In this issue a reminder of how to use task dates and a few announcements


Using Date Fields on Tasks

I get this question a lot: which date field should we populate in Outlook Tasks? I teach users these days to set a Start Date on all tasks. That essentially tells you when you want to do the task, or when you want to start thinking about the task. Future tasks are hidden until their start date arrives, keeping your list clear and shorter.

You might think you would also set the Due Date field for the deadline (if any). However these days I completely ignore the due date field—that’s because once you set a Start Date, in Outlook you cannot leave the Due Date blank, and then you do not know if it was set on purpose—it looks like all tasks have a deadline, and we know that is not true. So in the Outlook configurations I recommend you display the Start Date field and hide the Due Date field, and use other means to display deadlines.

See a full discussion of all this on pages 66, 68, and 76 of Total Workday Control Using Microsoft Outlook 2nd Ed.


New Book Coming

As I announced in the last newsletter, I have a new book coming—Master Your Workday Now! It is releasing on March 8, (which is a week later than first announced).  As a result of that newsletter I received a lot of questions asking me if that new book covered Outlook 2010. The answer is no, this is not an Outlook book, nor is it a technology book. It is a business productivity book with solutions for controlling out-of-control tasks (using any medium, even paper). It also has new solutions for setting goals, and for guiding your career. I think you will like the book, it is very powerful.

One note: if you haven’t pre-ordered it you may want to wait—on the week of release I will send out a newsletter with an offer—if you buy it that week I’ll give you access to a free download of some sort (still deciding). More details then.



New Training Coming—That You can Teach

If you are a trainer you may like this: I will mostly likely be sending out an offer next week inviting people to purchase a training package, certifying them to teach the material in the new book. So look for a newsletter next week on that. This will be for the new book only—I do not yet offer anything for the Outlook material—that may be a while if ever.
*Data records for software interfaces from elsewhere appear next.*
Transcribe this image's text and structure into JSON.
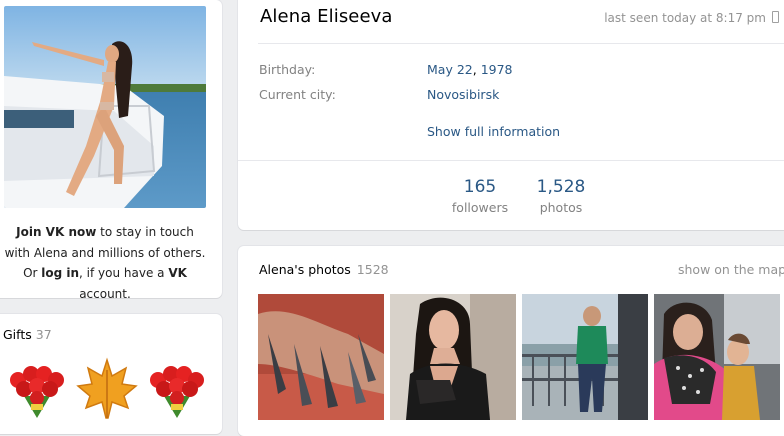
{
  "sidebar": {
    "join_text": {
      "join_link": "Join VK now",
      "part1": " to stay in touch with Alena and millions of others.",
      "or": "Or ",
      "login_link": "log in",
      "part2": ", if you have a ",
      "vk": "VK",
      "part3": " account."
    },
    "gifts": {
      "title": "Gifts",
      "count": "37",
      "items": [
        {
          "icon": "rose-bouquet-icon"
        },
        {
          "icon": "maple-leaf-icon"
        },
        {
          "icon": "rose-bouquet-icon"
        }
      ]
    }
  },
  "profile": {
    "name": "Alena Eliseeva",
    "last_seen": "last seen today at 8:17 pm",
    "birthday_label": "Birthday:",
    "birthday_day": "May 22",
    "birthday_sep": ",",
    "birthday_year": "1978",
    "city_label": "Current city:",
    "city": "Novosibirsk",
    "show_full": "Show full information",
    "stats": [
      {
        "num": "165",
        "caption": "followers"
      },
      {
        "num": "1,528",
        "caption": "photos"
      }
    ]
  },
  "photos": {
    "title": "Alena's photos",
    "count": "1528",
    "map_link": "show on the map"
  },
  "colors": {
    "link": "#2a5885",
    "muted": "#828282",
    "background": "#edeef0"
  }
}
But do keep an eye out for more information on the new Master Your Workday Now! train-the-trainer material, most likely next week.